On display at von Bartha is an installation consisting of numerous 3D printed flower pots, each of which is a model of, and will be named after, one of the world’s top twenty investment banks. Out of these grow a range of psychotropic plants, including the cactus and the poppy. With this tool, SUPERFLEX scrutinizes unbalanced economic conditions within the global market, examining relations between producer and consumer, appropriation as a strategy, the violation of ownership and various systems of power. The euphoric effects created by the drugs derived from the plants – such as mescaline, opium or marijuana – are compared with the euphoria felt by those in the financial industries when dealing with large amounts of money. By contrasting the use of psychotropic drugs with the financial world, SUPERFLEX examine the global social order, questioning whether the commercial systems we live by are themselves a parallel reality, created by our own euphoria and psychoses, and if so, how should they be treated?

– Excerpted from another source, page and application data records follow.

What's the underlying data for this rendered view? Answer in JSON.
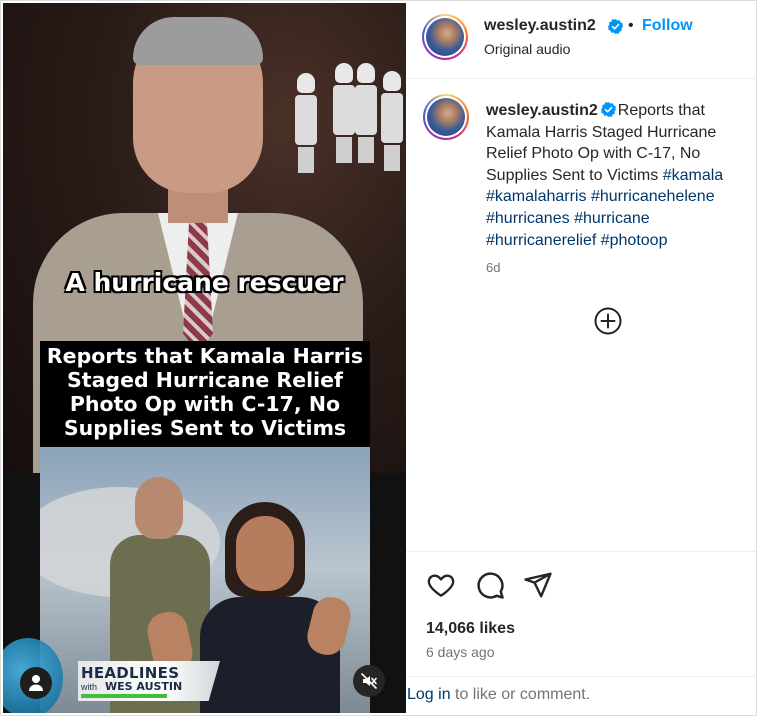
{
  "video": {
    "overlay_caption": "A hurricane rescuer",
    "headline_lines": [
      "Reports that Kamala Harris",
      "Staged Hurricane Relief",
      "Photo Op with C-17, No",
      "Supplies Sent to Victims"
    ],
    "show_logo": {
      "title": "HEADLINES",
      "with": "with",
      "name": "WES AUSTIN"
    },
    "icons": {
      "user_tag": "person-icon",
      "mute": "speaker-muted-icon"
    },
    "colors": {
      "headline_bg": "#000000",
      "logo_stripe": "#3fbf3a",
      "logo_text": "#1b2d46"
    }
  },
  "header": {
    "username": "wesley.austin2",
    "separator": "•",
    "follow_label": "Follow",
    "audio_label": "Original audio"
  },
  "caption": {
    "username": "wesley.austin2",
    "text": "Reports that Kamala Harris Staged Hurricane Relief Photo Op with C-17, No Supplies Sent to Victims",
    "hashtags": [
      "#kamala",
      "#kamalaharris",
      "#hurricanehelene",
      "#hurricanes",
      "#hurricane",
      "#hurricanerelief",
      "#photoop"
    ],
    "age": "6d"
  },
  "actions": {
    "icons": [
      "heart-icon",
      "comment-icon",
      "share-icon"
    ],
    "likes": "14,066 likes",
    "posted": "6 days ago"
  },
  "login": {
    "link": "Log in",
    "rest": "to like or comment."
  },
  "colors": {
    "link_blue": "#0095f6",
    "hashtag": "#00376b",
    "muted": "#737373",
    "verified": "#0095f6"
  }
}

SUPERFLEX continue to confront issues of copyright, intellectual property and trademark infringement with a new Tool that directly references contemporary artist Hans Haacke’s 1960s installation Blue Sail that saw chiffon fabric suspended in the air over an oscillating fan. In SUPERFLEX’s version fake Gucci, Hermès and other designer silk scarves from Thailand are stitched together to create the sail.
Also presented are ‘Non Alcoholic Vodka’ (2006), ‘Modern Times Forever’(2011) and ‘Corruption Contract’ (2009). ‘Non Alcoholic Vodka’ is a work that originally highlights the issues faced by the minority Russian population in Estonia. The vodka itself has the taste of vodka but does not contain any alcohol. The Tool was first presented in the exhibition ‘Shiftscale – Sculpture’ at the Extended Field in 2006 at the Kumu Art Museum, Tallinn (Estonia) – a museum neighbouring one of the largest Russian ghettos in the city. More than 25% of the Estonian population are Russian, a majority of which are isolated from the rest of society because of cultural differences: they do not speak the language, are less educated and often have drinking problems. At the opening of the exhibition, the gallery’s bar only served non-alcoholic vodka.
‘Modern Times Forever’ is a film about what would happen to the Stora Enso building (Helsinki) as an architectural and ideological symbol over the next few thousand years, if the building was only affected by the ravages of time. Modern Times Forever was first shown in Helsinki Market Square on a 40m2 LED screen, so that the original building could be viewed simultaneously with the building in the film. The film itself lasted ten days (the duration of the exhibition) and was played continuously during this time period. At von Bartha, Modern Times Forever again runs on its ten day loop.
With ‘Corruption Contract’, SUPERFLEX aims to threaten the stability and security of society, to undermine the institutions and values of democracy, ethical values and justice, and jeopardize sustainable development and the rule of law. By signing the contract, the client agrees to actively be involved in, or solicit others to be involved in, corruption activities during the contract period. The wording, as well as the definition of corruption, is based on the text of the United Nations Convention against Corruption. ‘The Corruption Contract’ is a 84 x 60 cm, handwritten document.